She has since learned that success can arrive more gradually, and require continuous dedication -- along with all those b-school skills. InterLog never made it to first-round funding, so Gilbert ended up bootstrapping the company on her own. Today, that company, reinvented as Silverweave, counts among its clients industry leaders such as Lucent Technologies and Houghton Mifflin.

In addition to consulting and writing, Gilbert teaches courses in project management and marketing at Marlboro College in Brattleboro, Vt. She is also working with Bay State College in Boston to develop the first Internet project management certificate program in the country. Courses will teach communication and project management skills to help students bridge the gaps between technologists, designers and management.

"With the flatter organizations that are out there now," she says, "there's a real need to have people who can understand not only marketing but also operations and technology."

Gilbert is also active in The Cyber District, an organization she founded along with other Boston-based tech firms to foster networking and idea-sharing among New England-based tech companies, as well as community outreach in the form of career counseling at local high schools.

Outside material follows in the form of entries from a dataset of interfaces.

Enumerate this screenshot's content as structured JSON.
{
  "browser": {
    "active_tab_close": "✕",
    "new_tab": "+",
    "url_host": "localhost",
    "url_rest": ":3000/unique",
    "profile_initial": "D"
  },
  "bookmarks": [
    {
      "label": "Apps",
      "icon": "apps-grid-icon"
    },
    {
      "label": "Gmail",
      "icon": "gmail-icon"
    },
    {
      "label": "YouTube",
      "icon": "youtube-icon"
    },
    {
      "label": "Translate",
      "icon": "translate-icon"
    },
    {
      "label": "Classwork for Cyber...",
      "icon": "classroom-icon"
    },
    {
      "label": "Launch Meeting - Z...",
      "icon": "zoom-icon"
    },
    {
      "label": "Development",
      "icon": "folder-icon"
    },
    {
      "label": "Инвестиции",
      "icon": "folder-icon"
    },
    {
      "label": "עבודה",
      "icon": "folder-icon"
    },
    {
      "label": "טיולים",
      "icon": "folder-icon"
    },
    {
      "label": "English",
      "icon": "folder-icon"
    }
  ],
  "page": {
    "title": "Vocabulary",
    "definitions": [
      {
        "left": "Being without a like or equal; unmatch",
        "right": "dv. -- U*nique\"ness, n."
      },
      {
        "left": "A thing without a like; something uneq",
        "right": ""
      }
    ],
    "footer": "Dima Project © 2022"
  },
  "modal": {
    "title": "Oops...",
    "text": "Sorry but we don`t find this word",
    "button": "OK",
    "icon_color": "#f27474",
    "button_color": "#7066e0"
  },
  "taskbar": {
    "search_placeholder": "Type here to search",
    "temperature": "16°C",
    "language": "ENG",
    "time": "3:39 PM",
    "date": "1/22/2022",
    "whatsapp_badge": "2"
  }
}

Gilbert believes that by the time those kids are ready to join the workforce, they'll find a robust Internet economy.

"This recent shakeout was a good thing," she insists. "There still have to be adjustments and changes in course. But we'll see the strong and the sustainable survive.

"The last seven years have been an incredible ride, and I can't wait for the next seven years," Gilbert says. "We have so far to go. This is just the tip of the iceberg."

--Chad Schlegel

©2001 Kellogg School of Management, Northwestern University